Skip to Main content Skip to Navigation
Journal articles

Transionospheric attenuation of 100 kHz radio waves inferred from satellite and ground based observations

Abstract : Around fifty LORAN (LOng RAnge Navigation) transmitters in the northern hemisphere currently launch continuously pulsed 100 kHz radio waves into the Earth's atmosphere for marine navigation. It is discovered that the 100 kHz radio waves from the LORAN transmissions can be detected by the DEMETER satellite at an altitude of $660 km above the transmitters. These novel electric field measurements in space enable the determination of the nocturnal transionospheric attenuation by comparison with ground based electric field measurements. The electric field measurements on the satellite indicate that the nocturnal transionospheric attenuation of 100 kHz radio waves from LORAN transmissions is equivalent to a nocturnal subionospheric attenuation of the 100 kHz radio waves at a distance of $7-9 Mm. The radio waves exhibit an average subionospheric attenuation of $5 dB/Mm and it is concluded that the nocturnal transionospheric attenuation of 100 kHz radio waves is $35-45 dB. This result enables future space missions to quantify the intensity of lightning discharges associated with transient luminous events and terrestrial gray flashes.
Document type :
Journal articles
Complete list of metadatas

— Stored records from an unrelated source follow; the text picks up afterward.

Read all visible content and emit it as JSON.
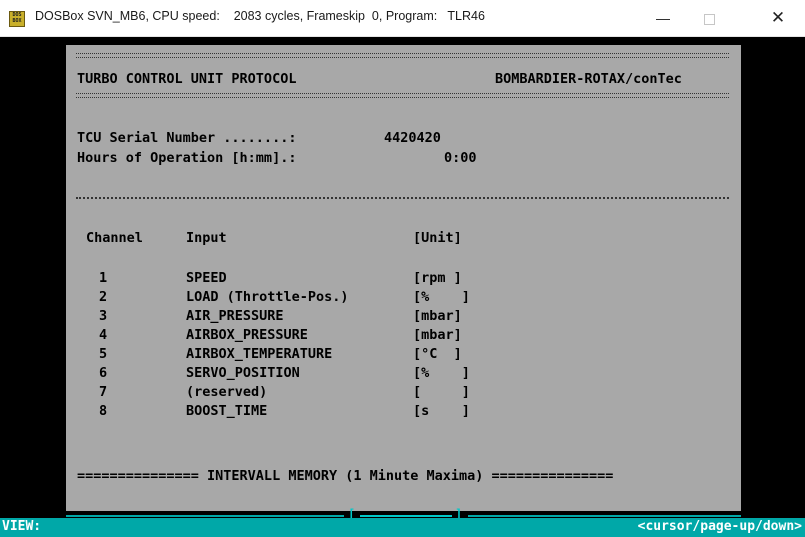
{
  "window": {
    "icon_text": "DOS BOX",
    "title": "DOSBox SVN_MB6, CPU speed:    2083 cycles, Frameskip  0, Program:   TLR46",
    "minimize_glyph": "—",
    "close_glyph": "✕"
  },
  "report": {
    "header_left": "TURBO CONTROL UNIT PROTOCOL",
    "header_right": "BOMBARDIER-ROTAX/conTec",
    "serial_label": "TCU Serial Number ........:",
    "serial_value": "4420420",
    "hours_label": "Hours of Operation [h:mm].:",
    "hours_value": "0:00",
    "col_channel": "Channel",
    "col_input": "Input",
    "col_unit": "[Unit]",
    "channels": [
      {
        "num": "1",
        "input": "SPEED",
        "unit": "[rpm ]"
      },
      {
        "num": "2",
        "input": "LOAD (Throttle-Pos.)",
        "unit": "[%    ]"
      },
      {
        "num": "3",
        "input": "AIR_PRESSURE",
        "unit": "[mbar]"
      },
      {
        "num": "4",
        "input": "AIRBOX_PRESSURE",
        "unit": "[mbar]"
      },
      {
        "num": "5",
        "input": "AIRBOX_TEMPERATURE",
        "unit": "[°C  ]"
      },
      {
        "num": "6",
        "input": "SERVO_POSITION",
        "unit": "[%    ]"
      },
      {
        "num": "7",
        "input": "(reserved)",
        "unit": "[     ]"
      },
      {
        "num": "8",
        "input": "BOOST_TIME",
        "unit": "[s    ]"
      }
    ],
    "footer": "=============== INTERVALL MEMORY (1 Minute Maxima) ==============="
  },
  "scroll": {
    "left_mark": "[",
    "right_mark": "]"
  },
  "status": {
    "mode": "VIEW:",
    "hint": "<cursor/page-up/down>"
  }
}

https://hal-insu.archives-ouvertes.fr/insu-03037240
Contributor : Nathalie Pothier <>
Submitted on : Thursday, December 3, 2020 - 8:13:08 AM
Last modification on : Friday, December 4, 2020 - 3:22:34 AM

File

2008GL036988.pdf
Publisher files allowed on an open archive

Identifiers

Collections

Citation

Martin Fullekrug, Michel Parrot, Matthew Ash, Ivan Astin, Paul Williams, et al.. Transionospheric attenuation of 100 kHz radio waves inferred from satellite and ground based observations. Geophysical Research Letters, American Geophysical Union, 2009, 36 (6), ⟨10.1029/2008GL036988⟩. ⟨insu-03037240⟩

Share

Metrics

Record views

49

Files downloads

16